[[ Given records open ]]

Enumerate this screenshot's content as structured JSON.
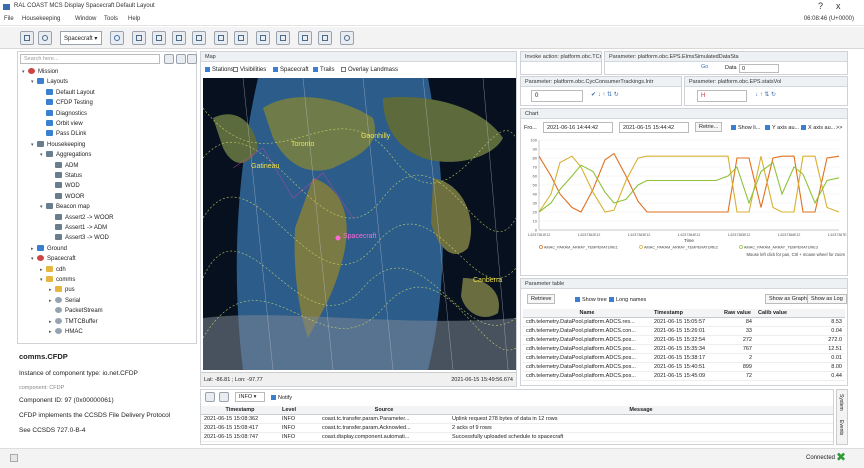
{
  "window": {
    "title": "RAL COAST MCS Display  Spacecraft  Default Layout",
    "clock": "06:08:46 (U+0000)",
    "controls": [
      "?",
      "x"
    ]
  },
  "menu": [
    "File",
    "Housekeeping",
    "Window",
    "Tools",
    "Help"
  ],
  "toolbar": {
    "spacecraft_select": "Spacecraft"
  },
  "nav": {
    "search_placeholder": "Search here...",
    "tree": [
      {
        "label": "Mission",
        "depth": 0,
        "icon": "mission",
        "tw": "▾"
      },
      {
        "label": "Layouts",
        "depth": 1,
        "icon": "folder",
        "tw": "▾"
      },
      {
        "label": "Default Layout",
        "depth": 2,
        "icon": "doc",
        "tw": ""
      },
      {
        "label": "CFDP Testing",
        "depth": 2,
        "icon": "doc",
        "tw": ""
      },
      {
        "label": "Diagnostics",
        "depth": 2,
        "icon": "doc",
        "tw": ""
      },
      {
        "label": "Orbit view",
        "depth": 2,
        "icon": "doc",
        "tw": ""
      },
      {
        "label": "Pass DLink",
        "depth": 2,
        "icon": "doc",
        "tw": ""
      },
      {
        "label": "Housekeeping",
        "depth": 1,
        "icon": "grid",
        "tw": "▾"
      },
      {
        "label": "Aggregations",
        "depth": 2,
        "icon": "grid",
        "tw": "▾"
      },
      {
        "label": "ADM",
        "depth": 3,
        "icon": "grid",
        "tw": ""
      },
      {
        "label": "Status",
        "depth": 3,
        "icon": "grid",
        "tw": ""
      },
      {
        "label": "WOD",
        "depth": 3,
        "icon": "grid",
        "tw": ""
      },
      {
        "label": "WOOR",
        "depth": 3,
        "icon": "grid",
        "tw": ""
      },
      {
        "label": "Beacon map",
        "depth": 2,
        "icon": "grid",
        "tw": "▾"
      },
      {
        "label": "Assert2 -> WOOR",
        "depth": 3,
        "icon": "grid",
        "tw": ""
      },
      {
        "label": "Assert1 -> ADM",
        "depth": 3,
        "icon": "grid",
        "tw": ""
      },
      {
        "label": "Assert3 -> WOD",
        "depth": 3,
        "icon": "grid",
        "tw": ""
      },
      {
        "label": "Ground",
        "depth": 1,
        "icon": "folder",
        "tw": "▸"
      },
      {
        "label": "Spacecraft",
        "depth": 1,
        "icon": "mission",
        "tw": "▾"
      },
      {
        "label": "cdh",
        "depth": 2,
        "icon": "folder-y",
        "tw": "▸"
      },
      {
        "label": "comms",
        "depth": 2,
        "icon": "folder-y",
        "tw": "▾"
      },
      {
        "label": "pus",
        "depth": 3,
        "icon": "folder-y",
        "tw": "▸"
      },
      {
        "label": "Serial",
        "depth": 3,
        "icon": "gear",
        "tw": "▸"
      },
      {
        "label": "PacketStream",
        "depth": 3,
        "icon": "gear",
        "tw": ""
      },
      {
        "label": "TMTCBuffer",
        "depth": 3,
        "icon": "gear",
        "tw": "▸"
      },
      {
        "label": "HMAC",
        "depth": 3,
        "icon": "gear",
        "tw": "▸"
      }
    ]
  },
  "description": {
    "title": "comms.CFDP",
    "lines": [
      "Instance of component type: io.net.CFDP",
      "component: CFDP",
      "Component ID: 97 (0x00000061)",
      "CFDP implements the CCSDS File Delivery Protocol",
      "See CCSDS 727.0-B-4"
    ]
  },
  "map": {
    "title": "Map",
    "checks": [
      {
        "label": "Stations",
        "on": true
      },
      {
        "label": "Visibilities",
        "on": false
      },
      {
        "label": "Spacecraft",
        "on": true
      },
      {
        "label": "Trails",
        "on": true
      },
      {
        "label": "Overlay Landmass",
        "on": false
      }
    ],
    "labels": [
      "Goonhilly",
      "Toronto",
      "Gatineau",
      "Spacecraft",
      "Canberra"
    ],
    "coords": "Lat: -86.81 ; Lon: -97.77",
    "timestamp": "2021-06-15 15:49:56.674"
  },
  "param_panels": {
    "top_left": "Invoke action: platform.obc.TCmeesd",
    "top_right": "Parameter: platform.obc.EPS.ElmsSimulatedDataSta",
    "p1": "Parameter: platform.obc.CycConsumerTrackings.Intr",
    "p2": "Parameter: platform.obc.EPS.statsVol",
    "p1_value": "0",
    "p2_value": "H",
    "data_label": "Data",
    "data_value": "0",
    "go_label": "Go"
  },
  "chart": {
    "title": "Chart",
    "from_label": "Fro...",
    "from": "2021-06-16 14:44:42",
    "to": "2021-06-15 15:44:42",
    "retrieve": "Retrie...",
    "opts": [
      "Show li...",
      "Y axis au...",
      "X axis au..."
    ],
    "more": ">>",
    "xlabel": "Time",
    "hint": "Mouse left click for pan, Ctrl + mouse wheel for zoom",
    "legend": [
      "AMAC_PARAM_ARRAY_TEMPERATURE1",
      "AMAC_PARAM_ARRAY_TEMPERATURE2",
      "AMAC_PARAM_ARRAY_TEMPERATURE3"
    ],
    "colors": [
      "#e07020",
      "#d8b030",
      "#8fc23a"
    ],
    "y_ticks": [
      "100",
      "90",
      "80",
      "70",
      "60",
      "50",
      "40",
      "30",
      "20",
      "10",
      "0"
    ],
    "x_ticks": [
      "1.6237361E12",
      "1.6237362E12",
      "1.6237363E12",
      "1.6237364E12",
      "1.6237365E12",
      "1.6237366E12",
      "1.6237367E12"
    ]
  },
  "chart_data": {
    "type": "line",
    "title": "",
    "xlabel": "Time",
    "ylabel": "",
    "ylim": [
      0,
      100
    ],
    "x": [
      0,
      4,
      7,
      11,
      14,
      18,
      22,
      25,
      29,
      33,
      36,
      40,
      44,
      48,
      52,
      56,
      59,
      63,
      66,
      70,
      74,
      78,
      81,
      85,
      88,
      92,
      96,
      100
    ],
    "series": [
      {
        "name": "AMAC_PARAM_ARRAY_TEMPERATURE1",
        "values": [
          82,
          60,
          40,
          25,
          20,
          45,
          78,
          85,
          60,
          32,
          20,
          20,
          20,
          20,
          20,
          20,
          20,
          20,
          80,
          80,
          25,
          80,
          82,
          82,
          20,
          20,
          80,
          82
        ]
      },
      {
        "name": "AMAC_PARAM_ARRAY_TEMPERATURE2",
        "values": [
          20,
          40,
          75,
          82,
          70,
          42,
          20,
          22,
          55,
          80,
          82,
          82,
          82,
          82,
          82,
          82,
          82,
          82,
          20,
          20,
          82,
          25,
          20,
          20,
          82,
          82,
          25,
          20
        ]
      },
      {
        "name": "AMAC_PARAM_ARRAY_TEMPERATURE3",
        "values": [
          20,
          30,
          45,
          60,
          72,
          65,
          42,
          30,
          34,
          50,
          55,
          55,
          55,
          55,
          55,
          55,
          55,
          60,
          70,
          30,
          65,
          75,
          40,
          70,
          62,
          30,
          55,
          58
        ]
      }
    ]
  },
  "ptable": {
    "title": "Parameter table",
    "retrieve": "Retrieve",
    "show_tree": "Show tree",
    "long_names": "Long names",
    "show_graph": "Show as Graph",
    "show_log": "Show as Log",
    "headers": [
      "Name",
      "Timestamp",
      "Raw value",
      "Calib value"
    ],
    "rows": [
      [
        "cdh.telemetry.DataPool.platform.ADCS.res...",
        "2021-06-15 15:05:57",
        "84",
        "8.53"
      ],
      [
        "cdh.telemetry.DataPool.platform.ADCS.con...",
        "2021-06-15 15:26:01",
        "33",
        "0.04"
      ],
      [
        "cdh.telemetry.DataPool.platform.ADCS.pos...",
        "2021-06-15 15:32:54",
        "272",
        "272.0"
      ],
      [
        "cdh.telemetry.DataPool.platform.ADCS.pos...",
        "2021-06-15 15:35:34",
        "767",
        "12.51"
      ],
      [
        "cdh.telemetry.DataPool.platform.ADCS.pos...",
        "2021-06-15 15:38:17",
        "2",
        "0.01"
      ],
      [
        "cdh.telemetry.DataPool.platform.ADCS.pos...",
        "2021-06-15 15:40:51",
        "899",
        "8.00"
      ],
      [
        "cdh.telemetry.DataPool.platform.ADCS.pos...",
        "2021-06-15 15:45:09",
        "72",
        "0.44"
      ]
    ]
  },
  "log": {
    "level_select": "INFO",
    "notify": "Notify",
    "headers": [
      "Timestamp",
      "Level",
      "Source",
      "Message"
    ],
    "rows": [
      [
        "2021-06-15 15:08:362",
        "INFO",
        "coast.tc.transfer.param.Parameter...",
        "Uplink request 278 bytes of data in 12 rows"
      ],
      [
        "2021-06-15 15:08:417",
        "INFO",
        "coast.tc.transfer.param.Acknowled...",
        "2 acks of 9 rows"
      ],
      [
        "2021-06-15 15:08:747",
        "INFO",
        "coast.display.component.automati...",
        "Successfully uploaded schedule to spacecraft"
      ]
    ],
    "side_tabs": [
      "System",
      "Events"
    ]
  },
  "status": {
    "text": "Connected"
  }
}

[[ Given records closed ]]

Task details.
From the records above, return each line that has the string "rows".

Task answer.
    "rows": [
    "rows": [
        "Uplink request 278 bytes of data in 12 rows"
        "2 acks of 9 rows"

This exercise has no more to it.